* Work instructions
Go through the entries below and copy each line that holds the word "Ваши".

* Information shown
Content starts
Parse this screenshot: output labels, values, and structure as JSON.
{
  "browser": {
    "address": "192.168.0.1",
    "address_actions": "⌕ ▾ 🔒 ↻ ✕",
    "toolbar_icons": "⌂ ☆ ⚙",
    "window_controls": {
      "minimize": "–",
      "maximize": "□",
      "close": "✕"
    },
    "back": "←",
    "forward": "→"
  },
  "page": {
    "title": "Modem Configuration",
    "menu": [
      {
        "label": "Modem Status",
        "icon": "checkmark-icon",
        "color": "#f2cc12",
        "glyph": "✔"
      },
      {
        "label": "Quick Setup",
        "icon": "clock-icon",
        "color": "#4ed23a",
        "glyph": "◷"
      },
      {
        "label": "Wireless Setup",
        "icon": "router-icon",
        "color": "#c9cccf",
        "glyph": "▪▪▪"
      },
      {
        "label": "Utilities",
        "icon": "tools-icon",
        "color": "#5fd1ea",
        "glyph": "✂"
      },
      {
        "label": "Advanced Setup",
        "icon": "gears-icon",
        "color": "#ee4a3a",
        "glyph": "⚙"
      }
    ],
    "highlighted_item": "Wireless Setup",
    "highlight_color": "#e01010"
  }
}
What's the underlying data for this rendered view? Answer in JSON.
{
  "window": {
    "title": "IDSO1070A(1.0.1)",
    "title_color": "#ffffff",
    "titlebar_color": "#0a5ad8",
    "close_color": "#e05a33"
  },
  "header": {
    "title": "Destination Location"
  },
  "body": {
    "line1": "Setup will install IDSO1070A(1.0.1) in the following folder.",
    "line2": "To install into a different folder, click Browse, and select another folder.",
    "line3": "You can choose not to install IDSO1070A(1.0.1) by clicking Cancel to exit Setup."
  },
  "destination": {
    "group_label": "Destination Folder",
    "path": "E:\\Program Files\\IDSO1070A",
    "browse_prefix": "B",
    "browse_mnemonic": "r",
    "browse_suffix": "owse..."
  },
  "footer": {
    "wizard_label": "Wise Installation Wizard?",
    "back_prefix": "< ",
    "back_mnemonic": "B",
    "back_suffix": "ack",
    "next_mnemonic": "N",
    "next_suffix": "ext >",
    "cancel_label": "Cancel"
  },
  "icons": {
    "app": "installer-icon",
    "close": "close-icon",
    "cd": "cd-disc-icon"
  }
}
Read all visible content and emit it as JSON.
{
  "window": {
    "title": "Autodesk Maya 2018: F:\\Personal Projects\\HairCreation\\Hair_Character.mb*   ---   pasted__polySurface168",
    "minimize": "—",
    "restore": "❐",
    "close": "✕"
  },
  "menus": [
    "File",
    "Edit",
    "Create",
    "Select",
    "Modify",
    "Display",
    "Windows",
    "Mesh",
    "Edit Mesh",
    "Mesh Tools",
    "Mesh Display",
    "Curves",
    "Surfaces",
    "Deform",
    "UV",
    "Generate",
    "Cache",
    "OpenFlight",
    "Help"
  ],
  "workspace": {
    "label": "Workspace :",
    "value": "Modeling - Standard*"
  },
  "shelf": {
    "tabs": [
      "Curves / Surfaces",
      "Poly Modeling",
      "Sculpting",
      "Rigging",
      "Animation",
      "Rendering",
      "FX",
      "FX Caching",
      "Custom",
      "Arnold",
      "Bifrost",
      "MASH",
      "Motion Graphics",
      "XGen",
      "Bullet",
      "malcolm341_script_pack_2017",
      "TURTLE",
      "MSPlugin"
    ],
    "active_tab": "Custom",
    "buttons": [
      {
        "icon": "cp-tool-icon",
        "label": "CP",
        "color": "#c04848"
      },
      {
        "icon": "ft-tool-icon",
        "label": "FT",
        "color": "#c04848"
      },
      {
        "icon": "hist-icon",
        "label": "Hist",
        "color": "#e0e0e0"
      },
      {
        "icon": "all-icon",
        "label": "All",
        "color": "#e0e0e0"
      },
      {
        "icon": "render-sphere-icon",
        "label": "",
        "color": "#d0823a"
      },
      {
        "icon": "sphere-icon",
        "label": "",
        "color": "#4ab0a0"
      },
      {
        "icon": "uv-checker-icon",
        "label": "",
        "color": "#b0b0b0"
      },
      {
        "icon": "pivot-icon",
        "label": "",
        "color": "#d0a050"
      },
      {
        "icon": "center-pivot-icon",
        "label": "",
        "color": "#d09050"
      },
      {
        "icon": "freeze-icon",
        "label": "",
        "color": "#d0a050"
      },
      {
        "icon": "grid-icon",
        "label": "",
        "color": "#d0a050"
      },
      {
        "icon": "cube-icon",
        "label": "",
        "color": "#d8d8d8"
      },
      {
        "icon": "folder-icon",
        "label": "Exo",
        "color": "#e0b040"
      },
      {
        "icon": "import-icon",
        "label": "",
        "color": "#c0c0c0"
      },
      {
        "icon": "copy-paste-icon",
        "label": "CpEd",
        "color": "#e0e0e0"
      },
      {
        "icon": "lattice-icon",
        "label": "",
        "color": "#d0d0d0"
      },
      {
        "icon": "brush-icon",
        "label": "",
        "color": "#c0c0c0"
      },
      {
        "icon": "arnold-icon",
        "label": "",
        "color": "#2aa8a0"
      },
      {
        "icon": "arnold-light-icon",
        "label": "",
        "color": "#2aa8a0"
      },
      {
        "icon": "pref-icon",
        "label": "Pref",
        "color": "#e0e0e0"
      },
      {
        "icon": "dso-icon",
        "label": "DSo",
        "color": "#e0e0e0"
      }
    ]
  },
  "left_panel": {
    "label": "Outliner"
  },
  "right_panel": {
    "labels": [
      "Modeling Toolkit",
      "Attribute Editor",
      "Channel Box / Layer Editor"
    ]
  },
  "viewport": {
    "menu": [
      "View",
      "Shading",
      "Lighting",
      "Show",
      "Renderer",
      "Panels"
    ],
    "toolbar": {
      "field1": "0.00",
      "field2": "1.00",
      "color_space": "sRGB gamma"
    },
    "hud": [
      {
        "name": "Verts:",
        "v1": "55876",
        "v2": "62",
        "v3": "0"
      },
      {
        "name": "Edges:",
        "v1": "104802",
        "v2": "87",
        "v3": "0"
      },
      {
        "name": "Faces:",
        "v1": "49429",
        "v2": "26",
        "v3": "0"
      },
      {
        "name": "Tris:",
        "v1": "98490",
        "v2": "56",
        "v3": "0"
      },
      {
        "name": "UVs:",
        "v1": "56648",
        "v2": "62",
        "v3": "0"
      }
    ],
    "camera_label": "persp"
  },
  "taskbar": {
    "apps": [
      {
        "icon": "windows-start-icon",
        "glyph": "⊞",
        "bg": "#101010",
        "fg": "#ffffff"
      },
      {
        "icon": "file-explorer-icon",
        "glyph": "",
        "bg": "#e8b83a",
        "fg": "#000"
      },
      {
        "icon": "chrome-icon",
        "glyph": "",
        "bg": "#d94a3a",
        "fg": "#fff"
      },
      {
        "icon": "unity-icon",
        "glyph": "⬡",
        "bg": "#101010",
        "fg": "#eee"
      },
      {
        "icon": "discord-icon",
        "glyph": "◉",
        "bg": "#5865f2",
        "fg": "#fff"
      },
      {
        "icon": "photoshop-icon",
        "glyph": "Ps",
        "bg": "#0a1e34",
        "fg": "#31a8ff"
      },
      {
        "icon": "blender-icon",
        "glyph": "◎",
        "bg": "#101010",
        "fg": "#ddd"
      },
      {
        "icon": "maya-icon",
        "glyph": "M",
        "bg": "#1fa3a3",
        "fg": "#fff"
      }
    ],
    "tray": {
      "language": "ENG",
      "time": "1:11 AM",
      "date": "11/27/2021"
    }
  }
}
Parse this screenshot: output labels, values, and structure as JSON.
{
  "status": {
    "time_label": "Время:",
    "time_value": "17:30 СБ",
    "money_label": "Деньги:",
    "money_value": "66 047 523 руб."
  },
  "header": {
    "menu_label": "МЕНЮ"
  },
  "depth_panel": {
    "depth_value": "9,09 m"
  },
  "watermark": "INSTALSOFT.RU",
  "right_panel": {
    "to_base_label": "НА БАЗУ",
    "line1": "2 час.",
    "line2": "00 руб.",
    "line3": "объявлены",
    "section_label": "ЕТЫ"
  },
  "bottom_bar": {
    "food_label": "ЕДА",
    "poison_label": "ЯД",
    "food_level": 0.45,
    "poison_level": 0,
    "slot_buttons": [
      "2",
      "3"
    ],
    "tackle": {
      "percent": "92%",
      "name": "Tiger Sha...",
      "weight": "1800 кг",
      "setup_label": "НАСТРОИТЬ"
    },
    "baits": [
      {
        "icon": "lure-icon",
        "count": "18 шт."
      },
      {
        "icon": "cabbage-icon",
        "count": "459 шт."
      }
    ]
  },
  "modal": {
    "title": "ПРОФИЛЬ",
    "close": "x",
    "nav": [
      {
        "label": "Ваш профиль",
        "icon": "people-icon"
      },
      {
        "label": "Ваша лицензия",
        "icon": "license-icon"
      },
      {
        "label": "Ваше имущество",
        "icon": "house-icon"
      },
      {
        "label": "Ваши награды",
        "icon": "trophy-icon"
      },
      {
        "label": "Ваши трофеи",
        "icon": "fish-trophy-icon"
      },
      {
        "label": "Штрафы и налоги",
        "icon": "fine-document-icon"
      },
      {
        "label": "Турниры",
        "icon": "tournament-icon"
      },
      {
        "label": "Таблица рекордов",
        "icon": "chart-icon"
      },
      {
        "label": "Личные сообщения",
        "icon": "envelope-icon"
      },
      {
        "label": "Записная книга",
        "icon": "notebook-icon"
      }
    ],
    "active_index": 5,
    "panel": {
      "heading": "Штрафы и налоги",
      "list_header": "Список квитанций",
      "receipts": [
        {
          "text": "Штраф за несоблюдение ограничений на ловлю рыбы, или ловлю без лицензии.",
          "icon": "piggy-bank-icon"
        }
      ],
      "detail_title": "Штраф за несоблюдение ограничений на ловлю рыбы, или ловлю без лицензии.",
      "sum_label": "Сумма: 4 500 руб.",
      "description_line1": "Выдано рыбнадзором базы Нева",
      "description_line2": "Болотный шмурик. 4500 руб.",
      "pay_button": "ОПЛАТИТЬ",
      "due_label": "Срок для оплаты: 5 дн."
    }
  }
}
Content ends
* The answer
        "label": "Ваши награды",
        "label": "Ваши трофеи",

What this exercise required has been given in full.